Jenny let Sheena follow her back into the house. Bending over to pick up her new little friend seemed to be more than she could do without passing out. She shut the door to the garage and left it unlocked. With her sole purpose being to find a place to rest the note had slipped her mind again.
When she entered the kitchen and saw it again she stopped dead in her tracks. Now that she had the Hansen’s activities swimming around in her head she didn’t think she needed the note. On the other hand it may give her more insight so she made a mental note to grab it after she checked the house again.
Jenny walked quickly through the rest of the first floor, checking all of the doors and windows to make sure they were closed and locked. She did another quick inventory of the pantry in the kitchen, relieved to find it still relatively well-stocked. Part of her thought she had dreamt it all.
As she started to climb the stairs, Sheena ran ahead of her excited to be on a new adventure. Sheena paused on the top landing for only a moment, shook her head as if clearing it, and sneezed before trotting the rest of the way down the open hallway. Jenny was looking up at her and smiled, glad to have the puppy for company.

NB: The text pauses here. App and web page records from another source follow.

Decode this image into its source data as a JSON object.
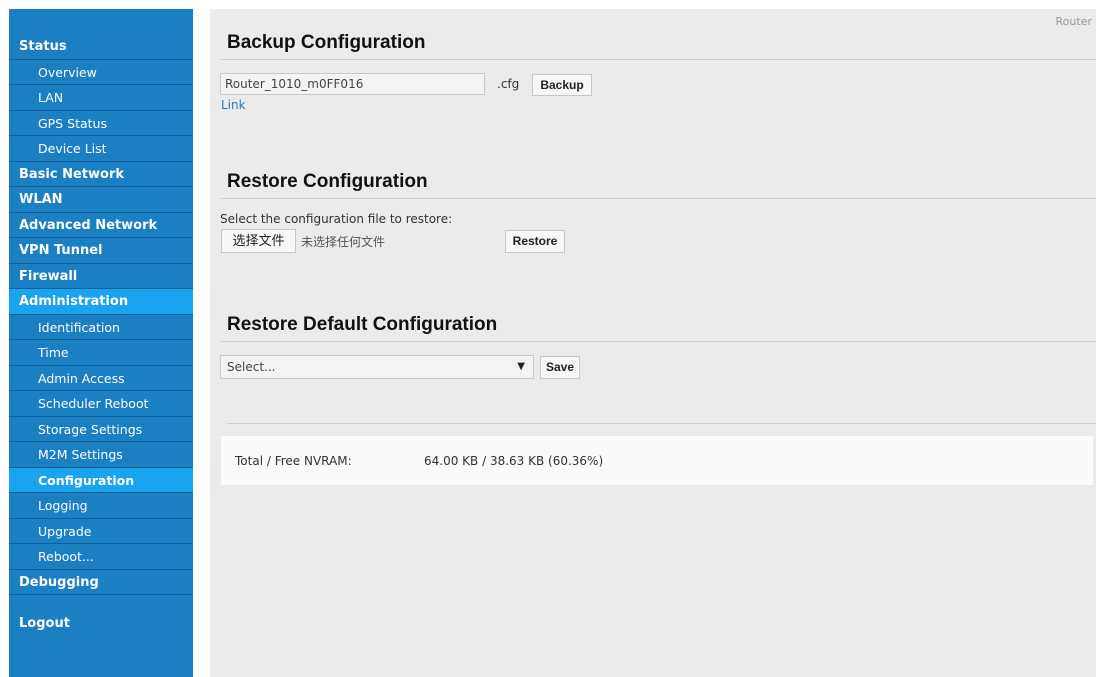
{
  "sidebar": {
    "items": [
      {
        "label": "Status",
        "level": "top"
      },
      {
        "label": "Overview",
        "level": "sub"
      },
      {
        "label": "LAN",
        "level": "sub"
      },
      {
        "label": "GPS Status",
        "level": "sub"
      },
      {
        "label": "Device List",
        "level": "sub"
      },
      {
        "label": "Basic Network",
        "level": "top"
      },
      {
        "label": "WLAN",
        "level": "top"
      },
      {
        "label": "Advanced Network",
        "level": "top"
      },
      {
        "label": "VPN Tunnel",
        "level": "top"
      },
      {
        "label": "Firewall",
        "level": "top"
      },
      {
        "label": "Administration",
        "level": "top"
      },
      {
        "label": "Identification",
        "level": "sub"
      },
      {
        "label": "Time",
        "level": "sub"
      },
      {
        "label": "Admin Access",
        "level": "sub"
      },
      {
        "label": "Scheduler Reboot",
        "level": "sub"
      },
      {
        "label": "Storage Settings",
        "level": "sub"
      },
      {
        "label": "M2M Settings",
        "level": "sub"
      },
      {
        "label": "Configuration",
        "level": "sub"
      },
      {
        "label": "Logging",
        "level": "sub"
      },
      {
        "label": "Upgrade",
        "level": "sub"
      },
      {
        "label": "Reboot...",
        "level": "sub"
      },
      {
        "label": "Debugging",
        "level": "top"
      }
    ],
    "logout": "Logout"
  },
  "header": {
    "router_label": "Router"
  },
  "backup": {
    "title": "Backup Configuration",
    "filename_value": "Router_1010_m0FF016",
    "extension": ".cfg",
    "backup_button": "Backup",
    "link": "Link"
  },
  "restore": {
    "title": "Restore Configuration",
    "prompt": "Select the configuration file to restore:",
    "choose_file_button": "选择文件",
    "no_file_text": "未选择任何文件",
    "restore_button": "Restore"
  },
  "restore_default": {
    "title": "Restore Default Configuration",
    "select_value": "Select...",
    "save_button": "Save"
  },
  "nvram": {
    "label": "Total / Free NVRAM:",
    "value": "64.00 KB / 38.63 KB (60.36%)"
  }
}
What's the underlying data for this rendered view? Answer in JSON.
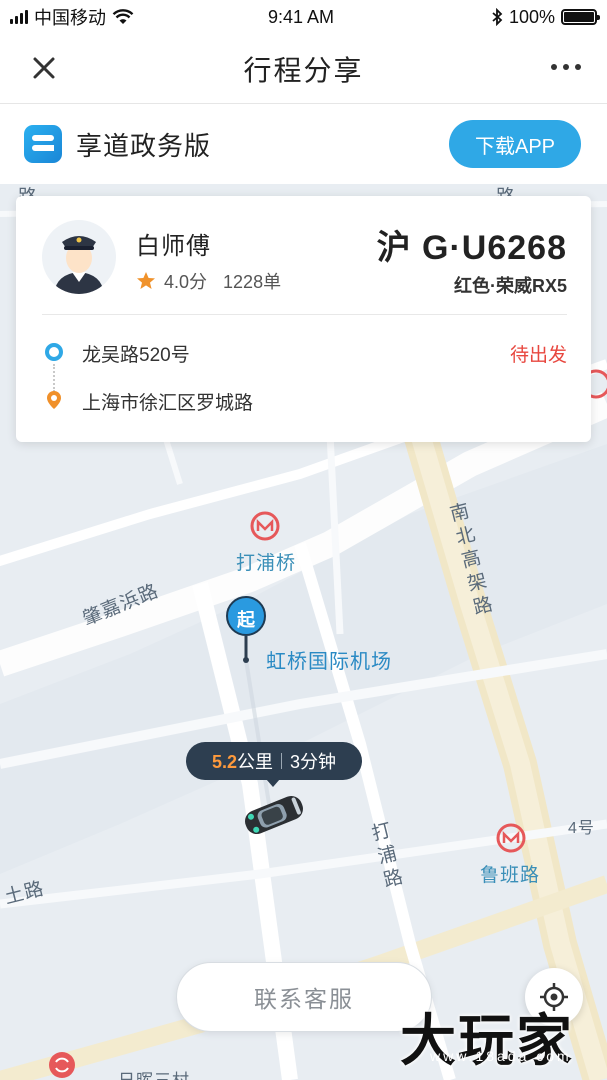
{
  "status_bar": {
    "carrier": "中国移动",
    "time": "9:41 AM",
    "battery": "100%",
    "battery_level": 1.0
  },
  "nav": {
    "title": "行程分享",
    "close_icon": "close-icon",
    "more_icon": "more-icon"
  },
  "app_banner": {
    "name": "享道政务版",
    "download_label": "下载APP"
  },
  "driver": {
    "name": "白师傅",
    "rating": "4.0分",
    "orders": "1228单",
    "plate": "沪 G·U6268",
    "car": "红色·荣威RX5"
  },
  "route": {
    "from": "龙吴路520号",
    "to": "上海市徐汇区罗城路",
    "status": "待出发"
  },
  "map": {
    "labels": {
      "daopu": "打浦桥",
      "zhaojiabang": "肇嘉浜路",
      "nanbei": "南北高架路",
      "dapu_road": "打浦路",
      "luban": "鲁班路",
      "tu_road": "土路",
      "line4": "4号",
      "airport": "虹桥国际机场",
      "bottom_road": "日晖三村",
      "top_road": "路",
      "top_road2": "路"
    },
    "start_marker": "起",
    "trip_distance": "5.2",
    "distance_unit": "公里",
    "trip_time": "3分钟"
  },
  "contact_label": "联系客服",
  "watermark": "大玩家",
  "watermark_sub": "www.18ada.com",
  "colors": {
    "accent": "#2fa8e6",
    "status": "#e8473f",
    "route_from": "#2fa8e6",
    "route_to": "#f0902a"
  }
}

She was still smiling when she saw Sheena pass through what she could only describe as a shimmering cloud. It didn’t seem to bother her, but for a moment Jenny thought there was someone else there. It wasn’t big and she couldn’t be sure it was even there, but she didn’t feel quite as alone as before.
By the time Jenny reached the upstairs hallway, Sheena had checked out every room with an open door. Jenny felt confident that she could inspect these rooms later and headed straight for what she presumed was the master bedroom. Now that rest was so close she didn’t give the shimmering cloud or the fact that she might be sharing the house with something else a second thought.

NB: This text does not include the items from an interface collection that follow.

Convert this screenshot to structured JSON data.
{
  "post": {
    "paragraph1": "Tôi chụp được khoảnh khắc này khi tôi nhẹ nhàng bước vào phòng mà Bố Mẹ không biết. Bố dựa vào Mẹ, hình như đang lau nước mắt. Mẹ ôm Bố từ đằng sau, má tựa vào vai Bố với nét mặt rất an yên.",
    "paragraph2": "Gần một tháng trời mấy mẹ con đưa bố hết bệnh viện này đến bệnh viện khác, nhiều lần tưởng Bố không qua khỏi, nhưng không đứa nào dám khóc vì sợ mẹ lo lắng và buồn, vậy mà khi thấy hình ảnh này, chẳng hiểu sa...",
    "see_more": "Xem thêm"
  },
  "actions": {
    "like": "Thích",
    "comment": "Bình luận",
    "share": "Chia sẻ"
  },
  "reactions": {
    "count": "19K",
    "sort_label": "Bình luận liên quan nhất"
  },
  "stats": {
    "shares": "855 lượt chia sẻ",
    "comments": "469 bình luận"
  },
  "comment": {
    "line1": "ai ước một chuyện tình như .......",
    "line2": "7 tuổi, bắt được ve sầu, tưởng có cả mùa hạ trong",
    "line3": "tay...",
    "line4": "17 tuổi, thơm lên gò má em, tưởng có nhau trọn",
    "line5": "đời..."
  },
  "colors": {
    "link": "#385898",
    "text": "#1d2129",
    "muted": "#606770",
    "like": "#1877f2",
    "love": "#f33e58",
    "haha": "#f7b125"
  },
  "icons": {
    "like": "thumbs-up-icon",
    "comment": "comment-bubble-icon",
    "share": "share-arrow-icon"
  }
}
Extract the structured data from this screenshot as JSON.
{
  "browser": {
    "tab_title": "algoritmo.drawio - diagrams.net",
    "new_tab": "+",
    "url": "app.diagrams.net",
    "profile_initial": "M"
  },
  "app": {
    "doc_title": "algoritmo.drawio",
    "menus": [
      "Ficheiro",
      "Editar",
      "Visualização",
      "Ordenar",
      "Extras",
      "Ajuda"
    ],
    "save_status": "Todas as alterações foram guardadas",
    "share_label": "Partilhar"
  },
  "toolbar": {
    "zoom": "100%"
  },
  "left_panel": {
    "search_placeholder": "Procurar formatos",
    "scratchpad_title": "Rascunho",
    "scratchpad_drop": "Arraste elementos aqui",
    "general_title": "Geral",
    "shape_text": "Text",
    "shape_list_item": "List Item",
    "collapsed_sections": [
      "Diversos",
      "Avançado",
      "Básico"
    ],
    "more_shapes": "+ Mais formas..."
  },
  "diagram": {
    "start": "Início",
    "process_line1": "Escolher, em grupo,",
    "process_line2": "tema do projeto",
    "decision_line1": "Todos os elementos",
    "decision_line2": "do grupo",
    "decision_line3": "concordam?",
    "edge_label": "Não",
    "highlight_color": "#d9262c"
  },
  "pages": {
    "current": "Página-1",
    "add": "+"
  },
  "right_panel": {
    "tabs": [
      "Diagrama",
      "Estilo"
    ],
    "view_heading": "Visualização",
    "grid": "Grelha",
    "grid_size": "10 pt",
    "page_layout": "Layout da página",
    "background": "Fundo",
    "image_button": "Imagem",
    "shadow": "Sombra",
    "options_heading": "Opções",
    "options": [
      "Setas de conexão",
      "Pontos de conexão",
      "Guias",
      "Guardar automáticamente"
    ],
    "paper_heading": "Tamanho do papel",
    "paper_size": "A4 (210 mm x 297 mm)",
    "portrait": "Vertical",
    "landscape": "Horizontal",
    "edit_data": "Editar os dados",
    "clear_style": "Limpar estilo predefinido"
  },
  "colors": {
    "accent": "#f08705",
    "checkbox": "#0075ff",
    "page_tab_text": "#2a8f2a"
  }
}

The master bedroom was what Jenny had expected; clean lines, modern colors, soothing in a cold way. It was minimalistic and did not feature any family photos. She wondered if that and their ability to allow their children to die were somehow connected. The thought sent shivers down her spine.
Jenny took a quick look in the attached bathroom and walk-in closet and then stood in the middle of the bedroom letting the exhaustion finally take her. She was beginning to understand she had been drawn to this house for a purpose. Finding dead families was happening more and more often, so it was becoming impossible to dismiss it as coincidence. It wasn’t the risk of vulnerability that made her hesitate to fall into the bed, though. It was the pain.
All of these visions were extremely emotionally painful. They took her through a very scary, stressful time in strangers’ lives all the way through to their end. She saw, heard, felt everything, but she needed to sleep.
Jenny went to the right side of the bed trailing her hand on the nightstand, which held a lamp that wouldn’t shine anymore and alarm clock that would never wake anyone again. Both of them were conveniences people took for granted. Jenny sighed, turned down the covers, and got into the first bed in which she’d slept in three weeks.
She had to help Sheena up on the bed. Once her head was on the pillow, though, there were no other coherent thoughts. The last thing she saw before she went completely under was a shimmer in front of the mirror above the dresser in front of the bed.
Consequence – Book 2 Fallacy Trilogy
All of our actions have consequences whether we know it or not.
Jenny had to learn this the hard way.
Join Jenny as she struggles with who she is and what she is destined to become.
Meet the people who shaped her and helped guide her to Hell and back. People she had to learn to trust even while they manipulated and lied to her.
Find out how Jenny became the fierce defender of humanity in this prequel to Fallacy.